This list provides responses to questions you may have about the HCS and HRI documents and how they benefit and affect Mill Valley.
Steps in the Process
June 7, 2021 City Council Hearing on the Final Draft Historic Resources Inventory (HRI) Survey Report and Final Draft Historic Context Statement (HCS).
Page & Turnbull incorporated the public's oral and written comments from the Planning Commission meeting held on January 26, 2021 into the Final Historic Resources Inventory (HRI) Survey Report. City staff prepared a Staff Report and Resolution providing the Planning Commission's recommendation that the City Council adopt both the HRI and HCS documents. On June 7, 2021, the City Council held a public hearing on the Final HRI and HCS and conducted a public hearing. After discussion, the City Council voted to adopt the Final HRI and HCS with modifications to the HRI List of Potentially Historic Properties, as recommended by City staff.
January 26, 2021 Planning Commission Hearing on the Draft Historic Resources Inventory (HRI) Survey Report.
Page & Turnbull incorporated oral and written comments from the virtual Community Meeting held on November 9, 2020 to discuss the Public Review Draft HRI (see below) into a January 2021 revised Draft HRI that was presented to the Planning Commission. The Planning Commission held a public hearing on the Draft HRI and, after discussion, voted unanimously to recommend the City Council adopt the Final Draft HRI (the Planning Commission previously reviewed the HCS at a June 26, 2018 public hearing).
November 9, 2020 Community Meeting #3 on the Draft Historic Resources Inventory (HRI) Survey Report
Community Meeting #3 - Webinar Video

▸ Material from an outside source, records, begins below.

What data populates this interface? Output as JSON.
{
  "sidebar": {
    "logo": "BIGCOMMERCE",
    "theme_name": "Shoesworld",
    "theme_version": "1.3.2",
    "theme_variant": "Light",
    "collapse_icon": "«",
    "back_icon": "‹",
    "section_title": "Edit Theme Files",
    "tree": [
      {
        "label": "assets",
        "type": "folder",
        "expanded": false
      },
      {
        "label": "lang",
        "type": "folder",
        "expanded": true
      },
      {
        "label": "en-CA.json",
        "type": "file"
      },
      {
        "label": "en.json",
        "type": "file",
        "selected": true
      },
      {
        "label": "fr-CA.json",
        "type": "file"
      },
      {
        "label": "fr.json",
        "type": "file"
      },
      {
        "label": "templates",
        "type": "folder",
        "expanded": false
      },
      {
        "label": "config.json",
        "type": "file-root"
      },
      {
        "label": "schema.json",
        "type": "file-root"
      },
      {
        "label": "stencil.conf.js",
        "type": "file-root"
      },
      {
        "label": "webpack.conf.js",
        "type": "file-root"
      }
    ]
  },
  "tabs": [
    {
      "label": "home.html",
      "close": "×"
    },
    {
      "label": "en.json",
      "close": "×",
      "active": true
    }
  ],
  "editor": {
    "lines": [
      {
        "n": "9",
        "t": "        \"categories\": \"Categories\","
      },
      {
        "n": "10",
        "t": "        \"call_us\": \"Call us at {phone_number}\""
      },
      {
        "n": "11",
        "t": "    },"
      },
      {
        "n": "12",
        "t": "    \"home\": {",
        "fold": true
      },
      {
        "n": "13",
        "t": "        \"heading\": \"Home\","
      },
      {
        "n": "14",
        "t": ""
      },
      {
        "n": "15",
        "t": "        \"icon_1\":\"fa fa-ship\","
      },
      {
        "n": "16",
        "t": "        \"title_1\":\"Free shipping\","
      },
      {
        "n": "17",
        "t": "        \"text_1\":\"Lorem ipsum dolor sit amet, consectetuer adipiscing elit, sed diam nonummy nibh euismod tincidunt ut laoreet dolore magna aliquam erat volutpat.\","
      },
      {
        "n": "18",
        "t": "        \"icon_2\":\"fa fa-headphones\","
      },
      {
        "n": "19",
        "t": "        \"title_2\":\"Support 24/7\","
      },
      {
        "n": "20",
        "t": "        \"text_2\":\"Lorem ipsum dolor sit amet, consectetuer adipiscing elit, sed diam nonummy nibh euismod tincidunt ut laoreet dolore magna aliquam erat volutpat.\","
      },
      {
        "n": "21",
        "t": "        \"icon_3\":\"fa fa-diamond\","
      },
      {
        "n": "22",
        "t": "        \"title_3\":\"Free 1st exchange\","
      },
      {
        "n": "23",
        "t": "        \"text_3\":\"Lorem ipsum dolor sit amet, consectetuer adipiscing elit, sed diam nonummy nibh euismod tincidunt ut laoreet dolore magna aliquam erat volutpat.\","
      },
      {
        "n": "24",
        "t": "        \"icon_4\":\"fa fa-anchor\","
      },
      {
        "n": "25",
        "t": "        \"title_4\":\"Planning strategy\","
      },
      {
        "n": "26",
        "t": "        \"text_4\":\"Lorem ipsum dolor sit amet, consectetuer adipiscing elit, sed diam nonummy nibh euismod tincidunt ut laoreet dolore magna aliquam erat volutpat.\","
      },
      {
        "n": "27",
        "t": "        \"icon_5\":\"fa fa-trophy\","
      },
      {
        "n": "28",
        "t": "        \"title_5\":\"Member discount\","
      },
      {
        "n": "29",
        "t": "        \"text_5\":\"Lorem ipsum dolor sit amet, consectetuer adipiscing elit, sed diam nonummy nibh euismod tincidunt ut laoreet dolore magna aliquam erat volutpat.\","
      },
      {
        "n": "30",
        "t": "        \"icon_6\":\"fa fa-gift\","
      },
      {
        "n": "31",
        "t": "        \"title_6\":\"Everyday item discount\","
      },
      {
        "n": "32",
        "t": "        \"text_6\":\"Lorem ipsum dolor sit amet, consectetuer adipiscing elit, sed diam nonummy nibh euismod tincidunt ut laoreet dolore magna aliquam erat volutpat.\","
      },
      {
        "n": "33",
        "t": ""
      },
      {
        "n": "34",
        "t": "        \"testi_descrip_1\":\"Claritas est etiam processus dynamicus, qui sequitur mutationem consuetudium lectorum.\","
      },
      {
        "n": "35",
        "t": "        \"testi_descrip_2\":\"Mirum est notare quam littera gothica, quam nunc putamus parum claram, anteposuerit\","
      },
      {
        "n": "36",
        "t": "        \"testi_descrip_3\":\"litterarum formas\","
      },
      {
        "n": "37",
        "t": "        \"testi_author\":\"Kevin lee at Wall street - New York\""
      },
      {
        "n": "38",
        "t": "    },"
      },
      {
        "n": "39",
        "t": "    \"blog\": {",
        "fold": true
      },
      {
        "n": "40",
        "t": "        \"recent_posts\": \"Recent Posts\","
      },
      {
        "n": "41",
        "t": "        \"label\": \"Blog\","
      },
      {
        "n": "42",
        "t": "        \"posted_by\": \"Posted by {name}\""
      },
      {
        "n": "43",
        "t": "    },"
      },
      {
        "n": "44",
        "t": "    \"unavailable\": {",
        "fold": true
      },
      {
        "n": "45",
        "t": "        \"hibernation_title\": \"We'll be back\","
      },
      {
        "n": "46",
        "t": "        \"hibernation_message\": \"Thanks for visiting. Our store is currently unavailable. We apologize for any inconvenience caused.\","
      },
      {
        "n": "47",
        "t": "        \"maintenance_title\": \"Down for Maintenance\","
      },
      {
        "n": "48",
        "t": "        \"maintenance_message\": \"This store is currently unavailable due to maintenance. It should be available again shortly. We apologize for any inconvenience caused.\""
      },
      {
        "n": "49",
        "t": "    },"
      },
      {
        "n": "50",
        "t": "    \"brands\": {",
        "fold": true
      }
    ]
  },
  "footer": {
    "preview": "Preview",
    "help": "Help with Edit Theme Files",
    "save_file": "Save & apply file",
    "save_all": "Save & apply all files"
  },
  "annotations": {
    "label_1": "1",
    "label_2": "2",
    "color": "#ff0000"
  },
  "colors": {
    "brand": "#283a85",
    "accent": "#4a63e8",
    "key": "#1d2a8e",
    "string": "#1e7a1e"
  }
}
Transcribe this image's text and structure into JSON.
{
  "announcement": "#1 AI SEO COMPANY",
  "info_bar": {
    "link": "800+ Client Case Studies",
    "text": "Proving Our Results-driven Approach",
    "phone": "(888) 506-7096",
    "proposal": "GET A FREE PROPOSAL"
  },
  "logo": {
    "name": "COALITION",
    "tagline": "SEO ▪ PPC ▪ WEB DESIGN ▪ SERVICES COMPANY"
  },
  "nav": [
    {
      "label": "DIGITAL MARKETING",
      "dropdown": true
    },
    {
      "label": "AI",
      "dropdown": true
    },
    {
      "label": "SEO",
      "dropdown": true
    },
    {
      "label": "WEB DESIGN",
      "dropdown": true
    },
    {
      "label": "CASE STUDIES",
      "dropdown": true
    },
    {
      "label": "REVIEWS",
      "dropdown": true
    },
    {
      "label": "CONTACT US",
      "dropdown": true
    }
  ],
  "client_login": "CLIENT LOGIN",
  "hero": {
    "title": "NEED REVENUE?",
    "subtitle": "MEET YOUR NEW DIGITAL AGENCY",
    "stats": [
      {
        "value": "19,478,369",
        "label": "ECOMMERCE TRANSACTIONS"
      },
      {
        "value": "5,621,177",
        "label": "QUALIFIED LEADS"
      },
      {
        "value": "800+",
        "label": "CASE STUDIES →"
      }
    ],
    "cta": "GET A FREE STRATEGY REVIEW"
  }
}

Community Meeting #3 - Presentation
The community was invited to learn about the Draft HRI at a virtual Community Meeting hosted by City staff and consultants on November 9, 2020. Mill Valley residents, civic organizations, design and real estate professionals, and decision makers were invited to attend the virtual meeting. After the presentation, attendees provided comments and questions that were answered by staff and consultants.

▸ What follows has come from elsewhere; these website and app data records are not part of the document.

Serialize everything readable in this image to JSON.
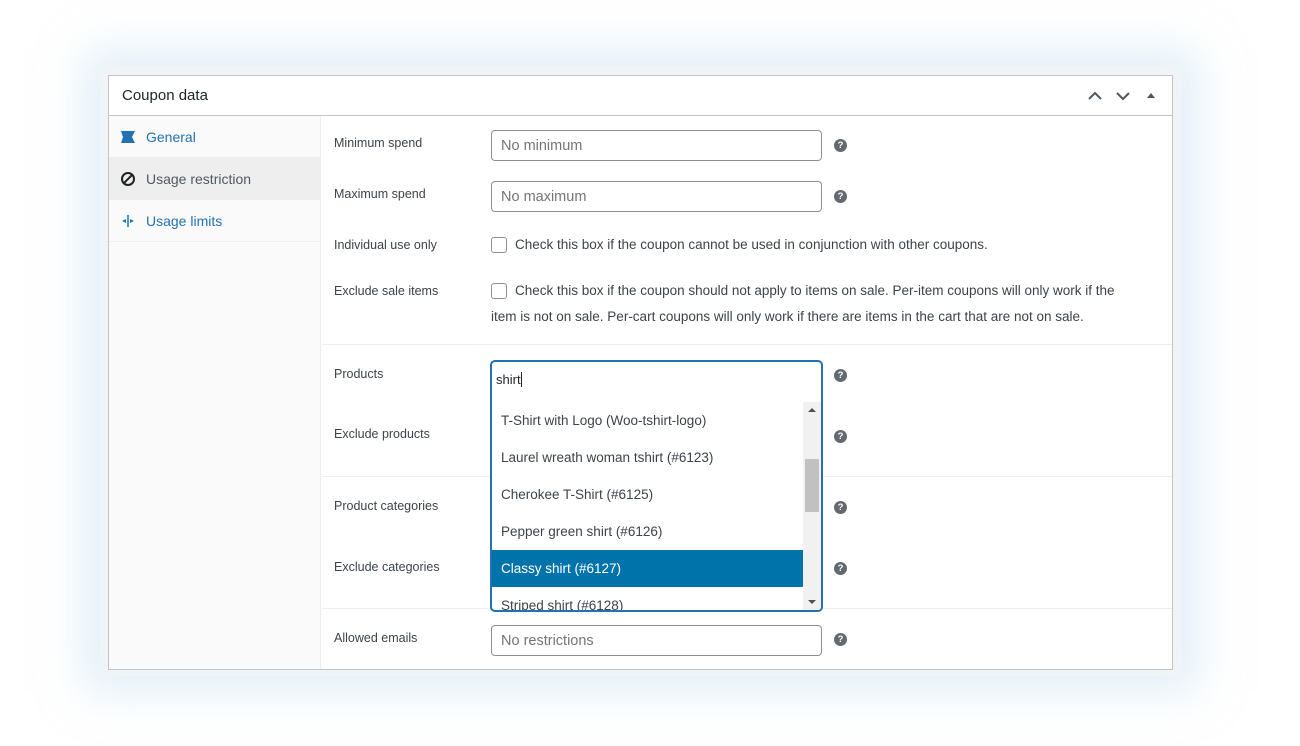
{
  "panel": {
    "title": "Coupon data"
  },
  "header_tools": [
    {
      "name": "move-up-icon"
    },
    {
      "name": "move-down-icon"
    },
    {
      "name": "toggle-panel-icon"
    }
  ],
  "tabs": [
    {
      "label": "General",
      "icon": "ticket-icon",
      "active": false
    },
    {
      "label": "Usage restriction",
      "icon": "restriction-icon",
      "active": true
    },
    {
      "label": "Usage limits",
      "icon": "limits-icon",
      "active": false
    }
  ],
  "fields": {
    "minimum_spend": {
      "label": "Minimum spend",
      "placeholder": "No minimum"
    },
    "maximum_spend": {
      "label": "Maximum spend",
      "placeholder": "No maximum"
    },
    "individual_use": {
      "label": "Individual use only",
      "text": "Check this box if the coupon cannot be used in conjunction with other coupons."
    },
    "exclude_sale": {
      "label": "Exclude sale items",
      "text_line1": "Check this box if the coupon should not apply to items on sale. Per-item coupons will only work if the",
      "text_line2": "item is not on sale. Per-cart coupons will only work if there are items in the cart that are not on sale."
    },
    "products": {
      "label": "Products"
    },
    "exclude_products": {
      "label": "Exclude products"
    },
    "product_categories": {
      "label": "Product categories"
    },
    "exclude_categories": {
      "label": "Exclude categories"
    },
    "allowed_emails": {
      "label": "Allowed emails",
      "placeholder": "No restrictions"
    }
  },
  "dropdown": {
    "search_value": "shirt",
    "items": [
      {
        "label": "T-Shirt with Logo (Woo-tshirt-logo)",
        "highlighted": false
      },
      {
        "label": "Laurel wreath woman tshirt (#6123)",
        "highlighted": false
      },
      {
        "label": "Cherokee T-Shirt (#6125)",
        "highlighted": false
      },
      {
        "label": "Pepper green shirt (#6126)",
        "highlighted": false
      },
      {
        "label": "Classy shirt (#6127)",
        "highlighted": true
      },
      {
        "label": "Striped shirt (#6128)",
        "highlighted": false
      }
    ]
  },
  "help_symbol": "?",
  "colors": {
    "link": "#2271b1",
    "highlight": "#0073aa",
    "border": "#c3c4c7"
  }
}
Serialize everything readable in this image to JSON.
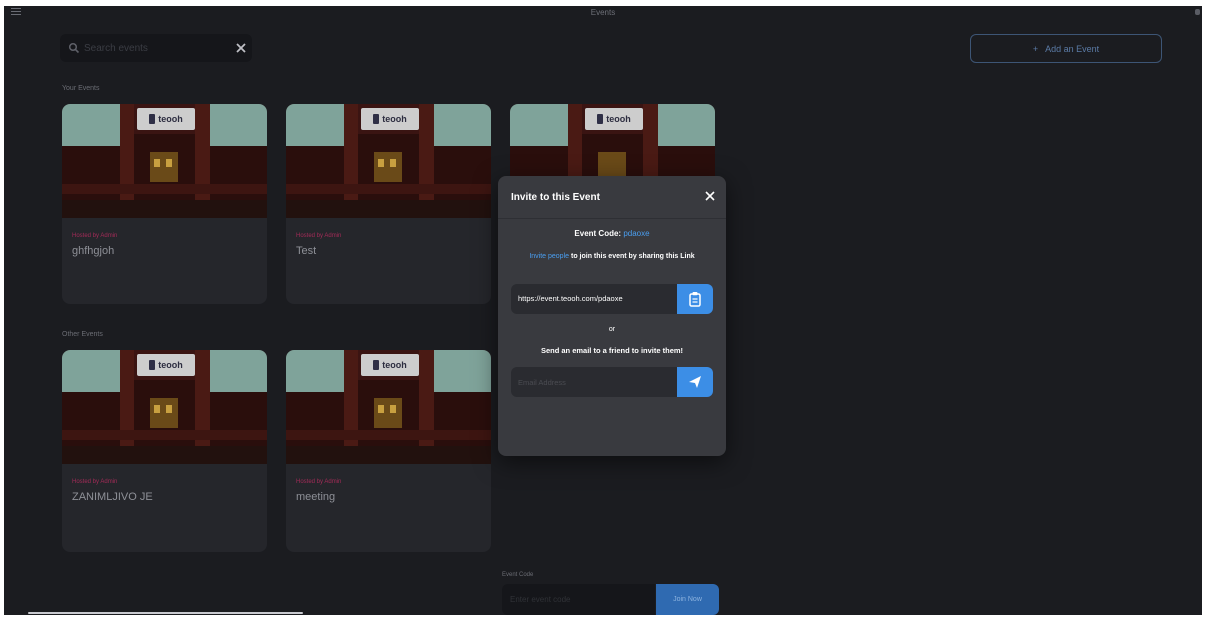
{
  "header": {
    "title": "Events"
  },
  "search": {
    "placeholder": "Search events"
  },
  "add_event": {
    "label": "Add an Event",
    "icon": "plus-icon"
  },
  "sections": {
    "your_events": "Your Events",
    "other_events": "Other Events"
  },
  "logo_text": "teooh",
  "your_events": [
    {
      "host": "Hosted by Admin",
      "title": "ghfhgjoh"
    },
    {
      "host": "Hosted by Admin",
      "title": "Test"
    },
    {
      "host": "",
      "title": ""
    }
  ],
  "other_events": [
    {
      "host": "Hosted by Admin",
      "title": "ZANIMLJIVO JE"
    },
    {
      "host": "Hosted by Admin",
      "title": "meeting"
    }
  ],
  "invite_modal": {
    "title": "Invite to this Event",
    "event_code_label": "Event Code:",
    "event_code": "pdaoxe",
    "invite_link_text": "Invite people",
    "invite_rest_text": "to join this event by sharing this Link",
    "url": "https://event.teooh.com/pdaoxe",
    "or_text": "or",
    "email_prompt": "Send an email to a friend to invite them!",
    "email_placeholder": "Email Address"
  },
  "join": {
    "label": "Event Code",
    "placeholder": "Enter event code",
    "button": "Join Now"
  },
  "colors": {
    "background": "#1b1c20",
    "card": "#25262b",
    "modal": "#393a3f",
    "accent": "#3c8ee6",
    "host_text": "#a22b57"
  }
}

June 26, 2018 Community Workshop #2 on the Draft Historic Context Statement
The Draft HCS was made available for pubic review and comment in June 2018 on the City's website, at the Planning Department, and at the Public Library. Following the workshop, the Planning Commission held a public hearing on June 26, 2018. At the conclusion of the hearing the Planning Commission unanimously recommended that the City Council approve the Draft HCS.
September 20, 2017 Community Workshop #1 on the Historic Preservation Work Program
The first Community Workshop was held in the Creekside Room of the Library to discuss the Historic Preservation Work Program to prepare the HCS and HRI. Mill Valley Historical Society (MVHS), Outdoor Art Club (OAC) and other community members attended the Workshop to learn about the process and provide input about the important themes that shaped Mill Valley's history. A lively discussion followed the consultant's presentation and informed their research focus to prepare the HCS.
Managing the Process
City staff formed an Advisory Group consisting of Eric Macris, President of the MVHS, Lauri Harper, MVHS member, Pam Keon, MVHS member, and Kevin Skiles, Planning Commission Chairman, to assist staff and the consultants.
City Staff involved in the project include: Lisa Newman, Senior Planner, Project Manager and Patrick Kelly, Director of Planning and Building. Historic research was conducted by Page and Turnbull staff: Ruth Todd, Principal, Christina Dikas, Project Manager/ Associate Principal, and Hannah Simonsen, Architectural Historian.